Report each line of the records where "icon" occurs.

#### Material to process
╭──

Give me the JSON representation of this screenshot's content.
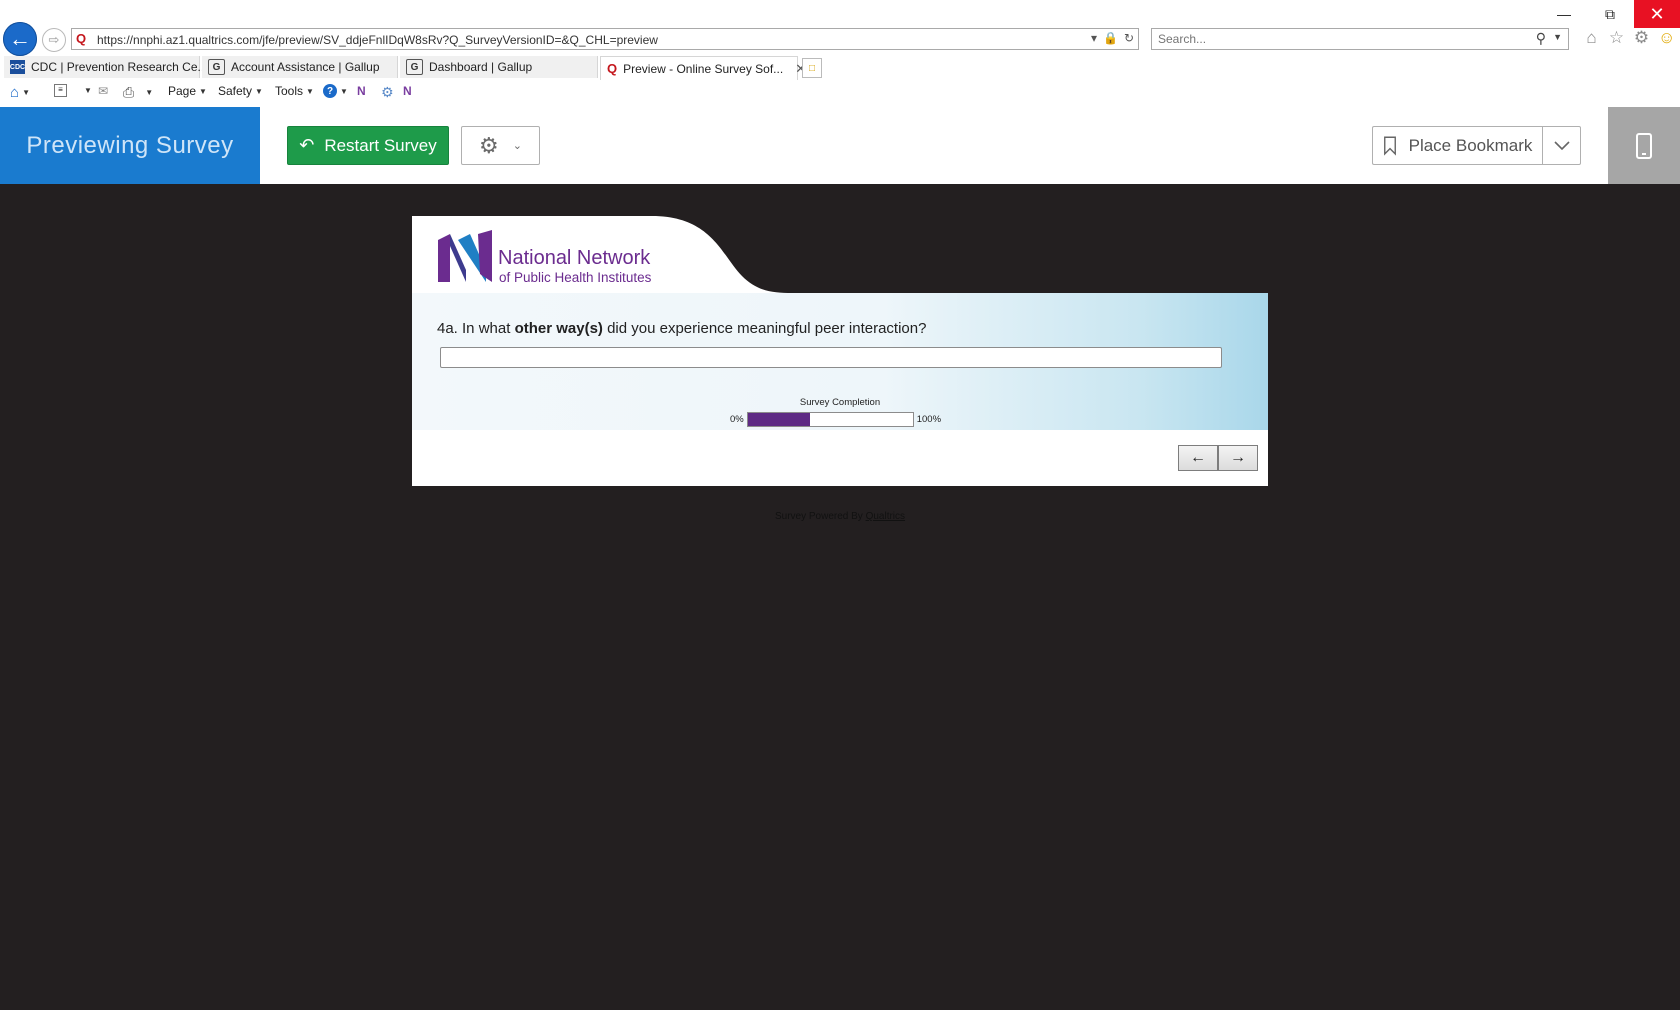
{
  "browser": {
    "url": "https://nnphi.az1.qualtrics.com/jfe/preview/SV_ddjeFnlIDqW8sRv?Q_SurveyVersionID=&Q_CHL=preview",
    "search_placeholder": "Search...",
    "tabs": [
      {
        "label": "CDC | Prevention Research Ce...",
        "icon": "cdc-icon"
      },
      {
        "label": "Account Assistance | Gallup",
        "icon": "gallup-icon"
      },
      {
        "label": "Dashboard | Gallup",
        "icon": "gallup-icon"
      },
      {
        "label": "Preview - Online Survey Sof...",
        "icon": "qualtrics-icon",
        "active": true
      }
    ],
    "commands": {
      "page": "Page",
      "safety": "Safety",
      "tools": "Tools"
    }
  },
  "preview_bar": {
    "title": "Previewing Survey",
    "restart_label": "Restart Survey",
    "bookmark_label": "Place Bookmark",
    "colors": {
      "title_bg": "#1a7bcf",
      "restart_bg": "#1e9b4a"
    }
  },
  "survey": {
    "logo": {
      "line1": "National Network",
      "line2": "of Public Health Institutes"
    },
    "question": {
      "prefix": "4a. In what ",
      "emphasis": "other way(s)",
      "suffix": " did you experience meaningful peer interaction?"
    },
    "answer_value": "",
    "progress": {
      "label": "Survey Completion",
      "min_label": "0%",
      "max_label": "100%",
      "percent": 38,
      "color": "#5e2a84"
    },
    "nav": {
      "back": "←",
      "next": "→"
    },
    "footer_prefix": "Survey Powered By ",
    "footer_link": "Qualtrics"
  }
}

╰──

#### Response to this exercise
        "icon": "cdc-icon"
        "icon": "gallup-icon"
        "icon": "gallup-icon"
        "icon": "qualtrics-icon",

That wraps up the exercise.